Citizens in 33 other states are allowed to view drafted maps with many of those states inviting public comment about the maps. Leaders in 32 states hold public meetings to gather community input before maps are drawn.

A growing number of states, 15 to date, have created commissions to handle redistricting. Some of them are independent.

Can and should state leaders up their game on transparency and open the door for more public discussion?

Yes, they can and they should.

We are in a fractured political environment in which high stakes are regularly attached to decisions and events.

In Tennessee, Democrats fear that Republicans could try to take away a congressional seat by slicing up Davidson County, a solidly blue dot in an otherwise sea of red voters in the state.

Republicans want to take back the U.S. House after a contentious and challenged presidential election, and Tennessee could help.

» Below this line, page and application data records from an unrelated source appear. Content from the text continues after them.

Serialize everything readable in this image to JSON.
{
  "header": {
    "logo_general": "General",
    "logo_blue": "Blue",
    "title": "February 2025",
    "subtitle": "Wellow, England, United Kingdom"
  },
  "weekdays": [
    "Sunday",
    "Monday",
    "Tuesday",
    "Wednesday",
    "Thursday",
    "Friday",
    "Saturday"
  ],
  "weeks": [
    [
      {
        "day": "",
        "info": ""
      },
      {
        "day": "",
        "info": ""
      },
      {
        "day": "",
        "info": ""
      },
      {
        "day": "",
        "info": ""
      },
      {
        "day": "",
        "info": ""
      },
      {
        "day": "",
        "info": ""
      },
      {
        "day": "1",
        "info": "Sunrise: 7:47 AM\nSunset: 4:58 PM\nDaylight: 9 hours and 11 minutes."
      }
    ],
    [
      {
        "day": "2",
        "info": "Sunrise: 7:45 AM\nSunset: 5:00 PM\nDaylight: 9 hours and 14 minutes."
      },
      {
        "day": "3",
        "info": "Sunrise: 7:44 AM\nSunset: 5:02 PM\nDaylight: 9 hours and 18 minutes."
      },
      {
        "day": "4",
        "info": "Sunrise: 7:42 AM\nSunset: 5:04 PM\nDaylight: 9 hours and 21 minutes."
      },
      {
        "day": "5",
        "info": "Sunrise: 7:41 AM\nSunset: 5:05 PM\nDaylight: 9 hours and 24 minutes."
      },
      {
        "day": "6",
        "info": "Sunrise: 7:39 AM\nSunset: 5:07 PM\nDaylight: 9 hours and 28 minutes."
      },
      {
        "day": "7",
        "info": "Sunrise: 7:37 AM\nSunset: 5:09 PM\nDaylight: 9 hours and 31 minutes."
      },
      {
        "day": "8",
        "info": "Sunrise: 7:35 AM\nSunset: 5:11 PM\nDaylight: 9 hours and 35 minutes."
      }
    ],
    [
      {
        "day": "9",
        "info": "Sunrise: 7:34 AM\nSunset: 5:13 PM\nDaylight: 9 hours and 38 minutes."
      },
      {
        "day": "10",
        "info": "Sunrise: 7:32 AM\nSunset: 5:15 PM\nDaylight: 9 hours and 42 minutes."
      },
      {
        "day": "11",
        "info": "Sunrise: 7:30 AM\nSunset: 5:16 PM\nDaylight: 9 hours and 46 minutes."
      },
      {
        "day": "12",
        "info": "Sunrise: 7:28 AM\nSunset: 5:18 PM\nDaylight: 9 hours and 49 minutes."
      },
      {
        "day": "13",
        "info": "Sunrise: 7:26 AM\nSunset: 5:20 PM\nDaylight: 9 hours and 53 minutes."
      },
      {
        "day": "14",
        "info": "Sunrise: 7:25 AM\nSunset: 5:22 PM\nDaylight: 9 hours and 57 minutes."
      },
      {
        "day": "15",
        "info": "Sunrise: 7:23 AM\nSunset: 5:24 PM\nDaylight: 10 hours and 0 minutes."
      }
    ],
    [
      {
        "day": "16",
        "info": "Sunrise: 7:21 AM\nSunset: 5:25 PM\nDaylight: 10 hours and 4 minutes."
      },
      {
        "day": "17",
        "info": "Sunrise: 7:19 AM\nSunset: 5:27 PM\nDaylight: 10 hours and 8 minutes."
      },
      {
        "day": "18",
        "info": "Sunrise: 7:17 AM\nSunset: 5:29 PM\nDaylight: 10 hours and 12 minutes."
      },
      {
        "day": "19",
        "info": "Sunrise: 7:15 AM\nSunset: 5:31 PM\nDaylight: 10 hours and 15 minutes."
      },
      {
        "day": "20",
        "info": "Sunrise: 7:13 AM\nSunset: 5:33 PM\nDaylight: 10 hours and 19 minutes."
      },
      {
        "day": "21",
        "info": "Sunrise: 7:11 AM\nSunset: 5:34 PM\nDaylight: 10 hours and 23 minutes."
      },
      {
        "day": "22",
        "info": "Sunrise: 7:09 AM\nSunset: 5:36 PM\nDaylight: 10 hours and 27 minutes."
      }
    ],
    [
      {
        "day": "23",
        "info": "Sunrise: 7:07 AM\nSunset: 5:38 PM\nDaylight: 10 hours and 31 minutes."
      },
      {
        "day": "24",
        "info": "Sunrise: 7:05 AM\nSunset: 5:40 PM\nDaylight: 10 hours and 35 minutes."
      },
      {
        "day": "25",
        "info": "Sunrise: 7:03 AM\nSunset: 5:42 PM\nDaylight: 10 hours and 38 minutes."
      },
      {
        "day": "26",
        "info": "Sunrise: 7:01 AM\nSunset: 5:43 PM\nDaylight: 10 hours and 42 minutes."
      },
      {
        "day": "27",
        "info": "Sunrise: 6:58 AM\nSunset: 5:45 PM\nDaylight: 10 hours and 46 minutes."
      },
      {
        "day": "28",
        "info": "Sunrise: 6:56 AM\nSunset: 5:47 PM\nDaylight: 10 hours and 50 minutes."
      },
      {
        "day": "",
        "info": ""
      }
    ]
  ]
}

Some think engineering districts to be “too red” or “too blue” further deepens the political divisions.

Population has shifted away from rural areas and small towns, such as in West Tennessee, and surged in others, particularly in the counties surrounding Nashville.

Decisions on how to rebalance political districts to match updated population numbers will not be easy.

On a practical level, lawmakers must develop a plan that will withstand any potential legal challenge in court.

Legislative district maps must meet certain state rules, and congressional plans must not violate the equal-protection clause of the Fourteenth Amendment.

In fact, the 1962 landmark decision by the U.S. Supreme Court that federal courts could rule on challenges to congressional reapportionment plans was from a Tennessee case, Baker v. Carr.

The Tennessee Coalition for Open Government has advocated for access to public records and public meetings since 2003.

Citizens deserve to know what their government is doing. They deserve to know what their representatives will be voting on in plenty of time before the vote — whether that’s at a meeting of a city planning commission or a state legislative committee.

Here, their government leaders are redrawing lines, possibly changing who will represent them in the General Assembly or in Congress.

Citizens need a chance to understand the concepts and priorities for the maps before they are a done deal.

We know from previous years that concept maps for new legislative districts circulate internally months before they ever make it in front of a committee of the General Assembly.

Last time, a candidate for a yet-to-be-announced new district in Williamson County even put information on his website.

Those maps, those concepts for change, should be made available to the public earlier.

Deborah Fisher is the executive director of the Tennessee Coalition for Open Government.